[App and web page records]

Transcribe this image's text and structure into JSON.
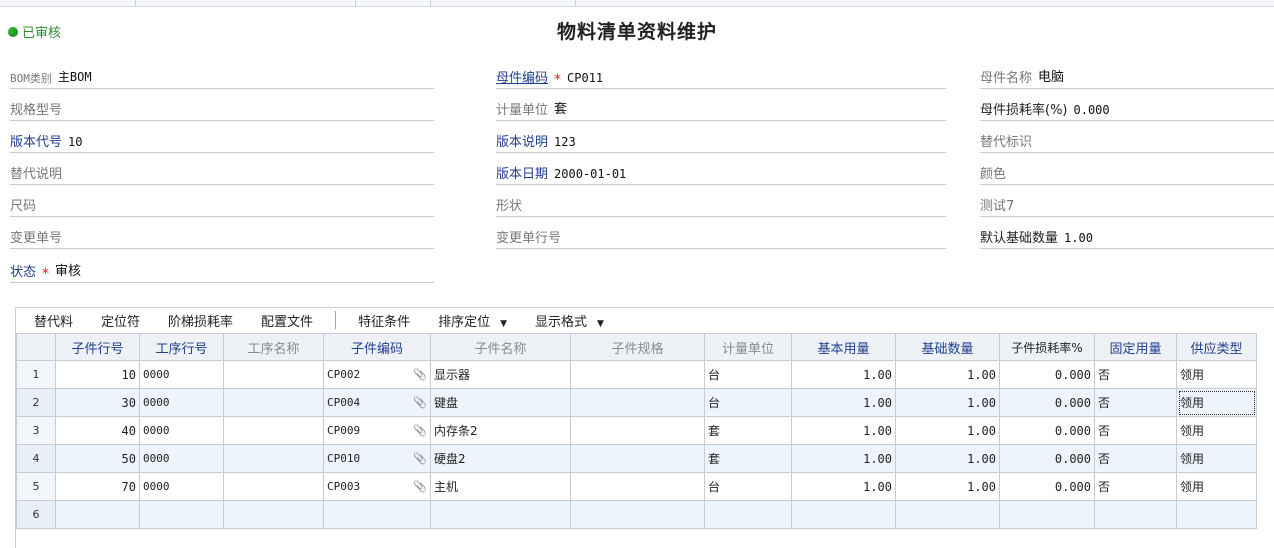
{
  "status_label": "已审核",
  "title": "物料清单资料维护",
  "fields": {
    "bom_type": {
      "label": "BOM类别",
      "value": "主BOM"
    },
    "parent_code": {
      "label": "母件编码",
      "value": "CP011"
    },
    "parent_name": {
      "label": "母件名称",
      "value": "电脑"
    },
    "spec_model": {
      "label": "规格型号",
      "value": ""
    },
    "unit": {
      "label": "计量单位",
      "value": "套"
    },
    "parent_loss": {
      "label": "母件损耗率(%)",
      "value": "0.000"
    },
    "version_code": {
      "label": "版本代号",
      "value": "10"
    },
    "version_desc": {
      "label": "版本说明",
      "value": "123"
    },
    "substitute_flag": {
      "label": "替代标识",
      "value": ""
    },
    "substitute_desc": {
      "label": "替代说明",
      "value": ""
    },
    "version_date": {
      "label": "版本日期",
      "value": "2000-01-01"
    },
    "color": {
      "label": "颜色",
      "value": ""
    },
    "size": {
      "label": "尺码",
      "value": ""
    },
    "shape": {
      "label": "形状",
      "value": ""
    },
    "test7": {
      "label": "测试7",
      "value": ""
    },
    "change_no": {
      "label": "变更单号",
      "value": ""
    },
    "change_line": {
      "label": "变更单行号",
      "value": ""
    },
    "default_base_qty": {
      "label": "默认基础数量",
      "value": "1.00"
    },
    "state": {
      "label": "状态",
      "value": "审核"
    }
  },
  "toolbar": {
    "substitute": "替代料",
    "locator": "定位符",
    "ladder_loss": "阶梯损耗率",
    "config_file": "配置文件",
    "feature_cond": "特征条件",
    "sort_locate": "排序定位",
    "display_format": "显示格式"
  },
  "columns": [
    "子件行号",
    "工序行号",
    "工序名称",
    "子件编码",
    "子件名称",
    "子件规格",
    "计量单位",
    "基本用量",
    "基础数量",
    "子件损耗率%",
    "固定用量",
    "供应类型"
  ],
  "rows": [
    {
      "n": "1",
      "line": "10",
      "op": "0000",
      "opname": "",
      "code": "CP002",
      "name": "显示器",
      "spec": "",
      "unit": "台",
      "usage": "1.00",
      "base": "1.00",
      "loss": "0.000",
      "fixed": "否",
      "supply": "领用"
    },
    {
      "n": "2",
      "line": "30",
      "op": "0000",
      "opname": "",
      "code": "CP004",
      "name": "键盘",
      "spec": "",
      "unit": "台",
      "usage": "1.00",
      "base": "1.00",
      "loss": "0.000",
      "fixed": "否",
      "supply": "领用"
    },
    {
      "n": "3",
      "line": "40",
      "op": "0000",
      "opname": "",
      "code": "CP009",
      "name": "内存条2",
      "spec": "",
      "unit": "套",
      "usage": "1.00",
      "base": "1.00",
      "loss": "0.000",
      "fixed": "否",
      "supply": "领用"
    },
    {
      "n": "4",
      "line": "50",
      "op": "0000",
      "opname": "",
      "code": "CP010",
      "name": "硬盘2",
      "spec": "",
      "unit": "套",
      "usage": "1.00",
      "base": "1.00",
      "loss": "0.000",
      "fixed": "否",
      "supply": "领用"
    },
    {
      "n": "5",
      "line": "70",
      "op": "0000",
      "opname": "",
      "code": "CP003",
      "name": "主机",
      "spec": "",
      "unit": "台",
      "usage": "1.00",
      "base": "1.00",
      "loss": "0.000",
      "fixed": "否",
      "supply": "领用"
    },
    {
      "n": "6",
      "line": "",
      "op": "",
      "opname": "",
      "code": "",
      "name": "",
      "spec": "",
      "unit": "",
      "usage": "",
      "base": "",
      "loss": "",
      "fixed": "",
      "supply": ""
    }
  ],
  "icons": {
    "status": "green-dot-icon",
    "attachment": "paperclip-icon",
    "dropdown": "triangle-down-icon"
  },
  "colors": {
    "accent_blue": "#1f3f8f",
    "required": "#e02020",
    "approved_green": "#2e8b2e"
  }
}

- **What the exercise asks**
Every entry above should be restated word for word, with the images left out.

- **Solved problem**
Transcribe this image's text and structure into JSON.
{
  "status_label": "已审核",
  "title": "物料清单资料维护",
  "fields": {
    "bom_type": {
      "label": "BOM类别",
      "value": "主BOM"
    },
    "parent_code": {
      "label": "母件编码",
      "value": "CP011"
    },
    "parent_name": {
      "label": "母件名称",
      "value": "电脑"
    },
    "spec_model": {
      "label": "规格型号",
      "value": ""
    },
    "unit": {
      "label": "计量单位",
      "value": "套"
    },
    "parent_loss": {
      "label": "母件损耗率(%)",
      "value": "0.000"
    },
    "version_code": {
      "label": "版本代号",
      "value": "10"
    },
    "version_desc": {
      "label": "版本说明",
      "value": "123"
    },
    "substitute_flag": {
      "label": "替代标识",
      "value": ""
    },
    "substitute_desc": {
      "label": "替代说明",
      "value": ""
    },
    "version_date": {
      "label": "版本日期",
      "value": "2000-01-01"
    },
    "color": {
      "label": "颜色",
      "value": ""
    },
    "size": {
      "label": "尺码",
      "value": ""
    },
    "shape": {
      "label": "形状",
      "value": ""
    },
    "test7": {
      "label": "测试7",
      "value": ""
    },
    "change_no": {
      "label": "变更单号",
      "value": ""
    },
    "change_line": {
      "label": "变更单行号",
      "value": ""
    },
    "default_base_qty": {
      "label": "默认基础数量",
      "value": "1.00"
    },
    "state": {
      "label": "状态",
      "value": "审核"
    }
  },
  "toolbar": {
    "substitute": "替代料",
    "locator": "定位符",
    "ladder_loss": "阶梯损耗率",
    "config_file": "配置文件",
    "feature_cond": "特征条件",
    "sort_locate": "排序定位",
    "display_format": "显示格式"
  },
  "columns": [
    "子件行号",
    "工序行号",
    "工序名称",
    "子件编码",
    "子件名称",
    "子件规格",
    "计量单位",
    "基本用量",
    "基础数量",
    "子件损耗率%",
    "固定用量",
    "供应类型"
  ],
  "rows": [
    {
      "n": "1",
      "line": "10",
      "op": "0000",
      "opname": "",
      "code": "CP002",
      "name": "显示器",
      "spec": "",
      "unit": "台",
      "usage": "1.00",
      "base": "1.00",
      "loss": "0.000",
      "fixed": "否",
      "supply": "领用"
    },
    {
      "n": "2",
      "line": "30",
      "op": "0000",
      "opname": "",
      "code": "CP004",
      "name": "键盘",
      "spec": "",
      "unit": "台",
      "usage": "1.00",
      "base": "1.00",
      "loss": "0.000",
      "fixed": "否",
      "supply": "领用"
    },
    {
      "n": "3",
      "line": "40",
      "op": "0000",
      "opname": "",
      "code": "CP009",
      "name": "内存条2",
      "spec": "",
      "unit": "套",
      "usage": "1.00",
      "base": "1.00",
      "loss": "0.000",
      "fixed": "否",
      "supply": "领用"
    },
    {
      "n": "4",
      "line": "50",
      "op": "0000",
      "opname": "",
      "code": "CP010",
      "name": "硬盘2",
      "spec": "",
      "unit": "套",
      "usage": "1.00",
      "base": "1.00",
      "loss": "0.000",
      "fixed": "否",
      "supply": "领用"
    },
    {
      "n": "5",
      "line": "70",
      "op": "0000",
      "opname": "",
      "code": "CP003",
      "name": "主机",
      "spec": "",
      "unit": "台",
      "usage": "1.00",
      "base": "1.00",
      "loss": "0.000",
      "fixed": "否",
      "supply": "领用"
    },
    {
      "n": "6",
      "line": "",
      "op": "",
      "opname": "",
      "code": "",
      "name": "",
      "spec": "",
      "unit": "",
      "usage": "",
      "base": "",
      "loss": "",
      "fixed": "",
      "supply": ""
    }
  ],
  "icons": {
    "status": "green-dot-icon",
    "attachment": "paperclip-icon",
    "dropdown": "triangle-down-icon"
  },
  "colors": {
    "accent_blue": "#1f3f8f",
    "required": "#e02020",
    "approved_green": "#2e8b2e"
  }
}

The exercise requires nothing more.